Qila Al Dabba Mastabas Dakhla oasis, Egypt information, tours, booking
Qila Al Dabba Mastabas are necropolis which located in Dakhla oasis, Egypt. In fact, Qila Al Dabba Mastabas associated with the Old Kingdom settlement at Ain Asil. Moreover, Qila Al Dabba Mastabas located about 1.5 kilometer to the west of the ancient town of Al Qasr. The site investigated in 1970s by Egyptian archaeologist Ahmad Fakhry. In fact, he uncovered four large mud-brick mastabas. They belong to the governors of Dakhla oasis. Since 1986 the site excavated and six or seven mastabas found. One of them contained the mummy of a Dynasty VI ruler. Qila Al Dabba Mastabas field surrounded by many smaller graves. In fact, the graves are from the Old Kingdom and the First Intermediate Period.
These graves are simple oval pits with a descending staircase. Moreover, other tombs dug into the rock and covered by mud-brick vaulted roofs. The mastabas constructed in steps from mud-bricks and dressed with slabs of limestone. When found, the tombs were in various stages of ruin. Furthermore, they followed the plan of a large brick enclosure. The enclosure surrounds a courtyard in which the mastaba stood. Moreover, the tombs had facades like others of the Old Kingdom. Furthermore, they also had a funerary stela at the entrance which identified the occupant. Stela and jambs from the tomb of governor Ima Pepi can seen in the Kharga Heritage Museum.
Further details about Qila Al Dabba Mastabas:
Qila Al Dabba tombs show important differences in their construction. The first type had a substructure which contains several burial chambers. In fact, the chambers were for family members. Moreover, the superstructures built over vast excavations in the open air. Examples of this type are the mastabas of Ima-Pepi I (reign of Pepi I) and Khentika (reign of Pepi II). The second construction type contained only one burial chamber. It also contained an antechamber and store rooms which built from stone and mud-brick. This was the type favored Ima-Pepi II (reign of Pepi II) and Medunefer (reign of Pepi II). In fact, they are generally smaller structures. Inside the tombs there are sometimes some rooms, antechambers and burial chambers.
The burial chambers have barrel-vaulted roofs. The first which identified, was the tomb of the governor Medunefer. In fact, Medunefer served during the reign of Pepi II. This tomb contained funerary goods including gold jewelry. In the mastaba of Khentikau-Pepi, over 100 pottery vessels found. In fact, they found in fragments beneath the fallen masonry in the underground chambers. Khentika governor also built mastabas at Qila Al Dabba.

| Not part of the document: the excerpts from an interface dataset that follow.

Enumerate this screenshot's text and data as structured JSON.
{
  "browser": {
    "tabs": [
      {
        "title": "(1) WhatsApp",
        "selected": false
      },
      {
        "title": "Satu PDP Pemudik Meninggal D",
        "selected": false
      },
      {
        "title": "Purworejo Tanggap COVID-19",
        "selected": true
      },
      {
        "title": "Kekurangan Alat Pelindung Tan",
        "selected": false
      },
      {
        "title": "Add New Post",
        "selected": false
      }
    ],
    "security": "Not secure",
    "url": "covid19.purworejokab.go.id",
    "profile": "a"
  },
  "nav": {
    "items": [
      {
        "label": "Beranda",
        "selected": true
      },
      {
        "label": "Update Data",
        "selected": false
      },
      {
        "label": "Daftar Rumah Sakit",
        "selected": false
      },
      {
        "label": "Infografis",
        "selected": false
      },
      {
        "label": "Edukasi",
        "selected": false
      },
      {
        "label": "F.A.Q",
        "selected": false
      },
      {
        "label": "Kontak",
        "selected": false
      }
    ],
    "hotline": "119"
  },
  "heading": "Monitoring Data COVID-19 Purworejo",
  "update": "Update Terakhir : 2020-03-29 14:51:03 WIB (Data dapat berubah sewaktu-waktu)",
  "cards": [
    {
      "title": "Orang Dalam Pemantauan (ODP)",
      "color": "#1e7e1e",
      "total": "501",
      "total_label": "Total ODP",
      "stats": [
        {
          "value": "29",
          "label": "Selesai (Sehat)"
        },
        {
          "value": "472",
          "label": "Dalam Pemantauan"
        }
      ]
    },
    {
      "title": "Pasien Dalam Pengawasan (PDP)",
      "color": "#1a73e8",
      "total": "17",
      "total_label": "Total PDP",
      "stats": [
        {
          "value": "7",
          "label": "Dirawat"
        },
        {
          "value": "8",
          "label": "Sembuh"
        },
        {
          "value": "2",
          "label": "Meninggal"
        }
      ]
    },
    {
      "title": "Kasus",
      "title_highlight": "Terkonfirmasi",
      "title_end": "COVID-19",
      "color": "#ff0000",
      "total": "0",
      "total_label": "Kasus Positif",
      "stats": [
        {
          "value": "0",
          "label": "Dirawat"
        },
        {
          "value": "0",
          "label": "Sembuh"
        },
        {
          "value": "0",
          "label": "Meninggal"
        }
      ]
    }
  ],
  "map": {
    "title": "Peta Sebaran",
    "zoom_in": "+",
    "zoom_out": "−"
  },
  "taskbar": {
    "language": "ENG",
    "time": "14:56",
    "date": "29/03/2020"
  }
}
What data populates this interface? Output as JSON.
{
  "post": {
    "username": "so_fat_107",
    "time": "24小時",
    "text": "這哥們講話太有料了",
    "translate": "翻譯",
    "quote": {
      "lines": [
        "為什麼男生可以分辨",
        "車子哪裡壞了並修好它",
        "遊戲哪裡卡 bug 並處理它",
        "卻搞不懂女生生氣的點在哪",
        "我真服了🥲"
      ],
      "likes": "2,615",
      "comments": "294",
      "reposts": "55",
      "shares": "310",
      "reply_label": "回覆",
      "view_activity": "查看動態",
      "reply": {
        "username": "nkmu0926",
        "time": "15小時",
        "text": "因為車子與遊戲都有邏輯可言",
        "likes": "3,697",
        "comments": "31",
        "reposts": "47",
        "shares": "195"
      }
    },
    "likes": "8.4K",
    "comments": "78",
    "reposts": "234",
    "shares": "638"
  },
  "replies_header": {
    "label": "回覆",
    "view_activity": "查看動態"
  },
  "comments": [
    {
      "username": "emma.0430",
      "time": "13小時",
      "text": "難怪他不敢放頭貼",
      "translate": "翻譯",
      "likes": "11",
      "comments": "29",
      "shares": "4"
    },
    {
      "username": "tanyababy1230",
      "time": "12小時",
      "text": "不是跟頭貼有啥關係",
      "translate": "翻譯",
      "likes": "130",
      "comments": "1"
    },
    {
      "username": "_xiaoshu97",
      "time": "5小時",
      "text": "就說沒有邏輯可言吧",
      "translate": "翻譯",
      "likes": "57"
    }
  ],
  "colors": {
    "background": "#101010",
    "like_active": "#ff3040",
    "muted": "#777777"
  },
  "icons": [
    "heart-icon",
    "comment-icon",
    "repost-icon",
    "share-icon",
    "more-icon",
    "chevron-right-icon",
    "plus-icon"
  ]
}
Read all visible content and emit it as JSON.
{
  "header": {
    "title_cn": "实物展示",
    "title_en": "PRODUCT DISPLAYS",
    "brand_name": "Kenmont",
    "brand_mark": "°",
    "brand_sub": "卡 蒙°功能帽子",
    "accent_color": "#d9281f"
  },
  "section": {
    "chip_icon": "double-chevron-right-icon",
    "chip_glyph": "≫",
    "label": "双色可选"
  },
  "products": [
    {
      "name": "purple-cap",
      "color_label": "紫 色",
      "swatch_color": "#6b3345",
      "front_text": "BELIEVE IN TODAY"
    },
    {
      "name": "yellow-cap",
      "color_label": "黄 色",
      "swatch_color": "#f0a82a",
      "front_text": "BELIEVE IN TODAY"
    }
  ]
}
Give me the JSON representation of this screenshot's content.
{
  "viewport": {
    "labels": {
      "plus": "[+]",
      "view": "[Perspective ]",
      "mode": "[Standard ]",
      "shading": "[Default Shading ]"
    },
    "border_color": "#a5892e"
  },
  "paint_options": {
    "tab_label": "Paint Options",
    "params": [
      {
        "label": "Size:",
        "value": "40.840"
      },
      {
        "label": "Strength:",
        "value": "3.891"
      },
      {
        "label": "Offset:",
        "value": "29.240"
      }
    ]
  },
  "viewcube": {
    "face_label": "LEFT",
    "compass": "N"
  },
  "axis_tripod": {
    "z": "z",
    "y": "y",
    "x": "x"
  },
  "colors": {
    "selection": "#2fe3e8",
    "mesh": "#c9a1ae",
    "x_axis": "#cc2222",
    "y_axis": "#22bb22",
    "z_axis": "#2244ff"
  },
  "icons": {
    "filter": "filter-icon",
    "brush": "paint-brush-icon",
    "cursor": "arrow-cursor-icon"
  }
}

In fact, he was also from the reign of Pepi II. His painted subterranean chambers restored. Ima-Pepi’s later tomb shows an improvement in construction techniques. The most recent reconstruction is the burial chamber of an individual called Bitsu. In fact, this burial chamber contains vivid painted scenes. The scenes depict his family and part of a star-painted ceiling which suspended above.
More details about Qila Al Dabba Mastabas:
The mastabas of the wealthy governors contained rich burial equipment. In fact, the equipment feature wooden or ceramic coffins. Yet, further cemeteries which contain more modest burials also found. In fact, they located to the south and east of Qila Al Dabba Mastabas. These poorer members of the community often buried in simple pits. Moreover, they wrapped only in layers of matting. Many skeletons found in the Qila Al Dabba Mastabas necropolis. In fact, some of the pottery and other artifacts from the site are on display also in the Kharga Museum. Moreover, some of them also displayed at the Egyptian Museum in Cairo.